Spring Salad

Fresh spring salad with Tuk Meric dressing

Mixed greens with black berries & Tuk Meric dressing
Prep Time: 5 minutes
Cook Time: 0 minutes
Total Time: 5 minutes
Course: Salad
Cuisine: Cambodian Fusion
Keyword: Kampot Pepper, Salad, Tuk Meric
Servings: 4
Calories: 134kcal
Author: Channy Laux


  • 1 tbsp Angkor Tuk Meric
  • 1.5 tbsp lemon juice fresh squeezed
  • 1/2 tsp Angkor Thnot sugar*
  • 1/2 tbsp olive oil
  • 1/2 pound spring mix
  • 1/4 cup onion sliced
  • 1/2 cup walnut
  • 1 cup cherry tomato


  • Prepare dressing – Whisk Tuk Meric, lemon juice, sugar and olive oil. Set aside.
  • Prepare salad – Place the baby arugula in a large salad bowl, then top it with onion, nuts and tomato.
  • Serve – Just before serving; mix the dressing well, then drizzle over the lettuce and toss

Nutrition Facts

Calories: 134kcal | Carbohydrates: 7g | Protein: 3g | Fat: 11g | Saturated Fat: 1g | Sodium: 20mg | Potassium: 258mg | Fiber: 1g | Sugar: 2g | Vitamin A: 826IU | Vitamin C: 25mg | Calcium: 26mg | Iron: 1mg


* Substitutions:
  • Substitute Thnot Sugar with brown sugar 
Other greens that are good for this salad can be spinach, arugula, or your favorite lettuce.
Topping on salads are like icing on a cake. They add color, texture, flavor and more nutrition for our bodies.  But, too many toppings can overpower the taste and look of your salad.  I usually use three toppings: onion (it could be shallots, green onions, or red/white/yellow onion), any kind of nut or seeds, and last but not least some kind of colorful vegetables/fruit for a beautiful contrast and additional texture.  
Check out these varieties: 
Angkor Food Tuk Meric is Cambodian peppercorn sauce made from organically certified Kampot Peppercorn.
Tried this recipe?Mention @AngkorFood or tag #angkorfood, thank you!

Published by Channy Laux

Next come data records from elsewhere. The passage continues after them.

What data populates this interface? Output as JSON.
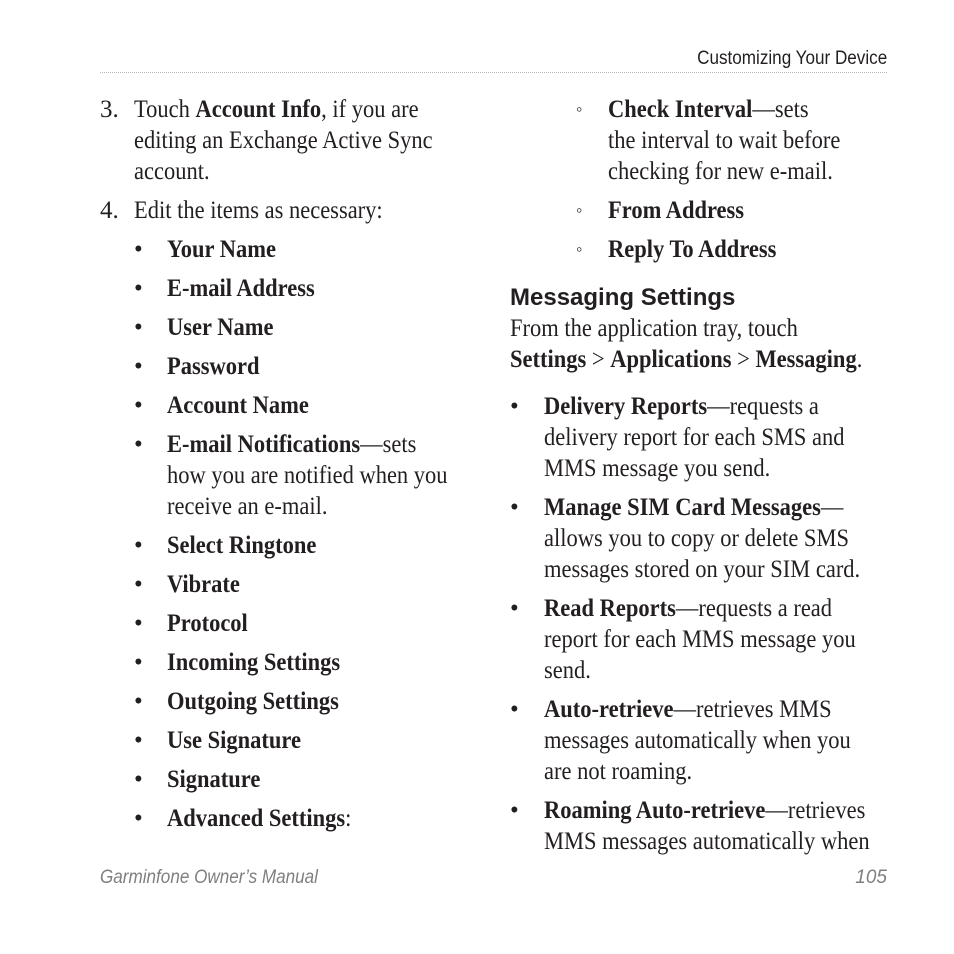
{
  "header": {
    "title": "Customizing Your Device"
  },
  "left": {
    "step3": {
      "num": "3.",
      "pre": "Touch ",
      "bold": "Account Info",
      "line1_rest": ", if you are",
      "line2": "editing an Exchange Active Sync",
      "line3": "account."
    },
    "step4": {
      "num": "4.",
      "text": "Edit the items as necessary:"
    },
    "bullets": [
      "Your Name",
      "E-mail Address",
      "User Name",
      "Password",
      "Account Name"
    ],
    "notif": {
      "bold": "E-mail Notifications",
      "rest": "—sets",
      "line2": "how you are notified when you",
      "line3": "receive an e-mail."
    },
    "bullets2": [
      "Select Ringtone",
      "Vibrate",
      "Protocol",
      "Incoming Settings",
      "Outgoing Settings",
      "Use Signature",
      "Signature"
    ],
    "advanced": {
      "bold": "Advanced Settings",
      "rest": ":"
    },
    "bullet_glyph": "•"
  },
  "right": {
    "circle_glyph": "◦",
    "check": {
      "bold": "Check Interval",
      "rest": "—sets",
      "line2": "the interval to wait before",
      "line3": "checking for new e-mail."
    },
    "from": "From Address",
    "reply": "Reply To Address",
    "heading": "Messaging Settings",
    "intro_line1": "From the application tray, touch",
    "path": {
      "p1": "Settings",
      "sep1": " > ",
      "p2": "Applications",
      "sep2": " > ",
      "p3": "Messaging",
      "end": "."
    },
    "items": [
      {
        "bold": "Delivery Reports",
        "rest": "—requests a",
        "lines": [
          "delivery report for each SMS and",
          "MMS message you send."
        ]
      },
      {
        "bold": "Manage SIM Card Messages",
        "rest": "—",
        "lines": [
          "allows you to copy or delete SMS",
          "messages stored on your SIM card."
        ]
      },
      {
        "bold": "Read Reports",
        "rest": "—requests a read",
        "lines": [
          "report for each MMS message you",
          "send."
        ]
      },
      {
        "bold": "Auto-retrieve",
        "rest": "—retrieves MMS",
        "lines": [
          "messages automatically when you",
          "are not roaming."
        ]
      },
      {
        "bold": "Roaming Auto-retrieve",
        "rest": "—retrieves",
        "lines": [
          "MMS messages automatically when"
        ]
      }
    ]
  },
  "footer": {
    "manual": "Garminfone Owner’s Manual",
    "page": "105"
  }
}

Channy Laux is a survivor of the Khmer Rouge genocide in Cambodia. She was thirteen-years-old when the Khmer Rouge took over the country in 1975. From 1975 to 1979, Channy endured starvation, horrendous working conditions, sickness and repeated separations from her family. In June of 1979, Channy arrived in Lincoln Nebraska as a refugee. After four years of no school and not knowing a word of English, she attended Lincoln High School; earned a Master of Science in Applied Mathematics from Santa Clara University and undergraduate degrees from the University of Nebraska-Lincoln. Channy worked in Silicon Valley as an engineer in the Aerospace and Biotech industries for 30 years. In 2017 Channy decided to focus on completing a promise that she made to herself as she and her family struggled to survive the Cambodian genocide. “If I ever make it out alive, I will make sure the world knows what happened to us.” Channy published her memoir “Short Hair Detention”, which receives multiple awards, including Nebraska’s 2018 Book Award. Channy is also founder of Angkor Cambodian Food. Her goal is to bring Cambodian cuisine into American kitchens, by providing authentic and hard to find ingredients along with easy to follow recipes. One of her creations Kroeurng (Lemongrass cooking paste) receives sofiTM Award from Specialty Foods and Innovation Foodservice Award from IFMA. Channy now balances her time between her business and educating communities on the Cambodian Genocide. She works with schools and other organizations to promote awareness of Cambodian Genocide. She is a member of Speakers Bureau for JFCS Holocaust Center.

Leave a Reply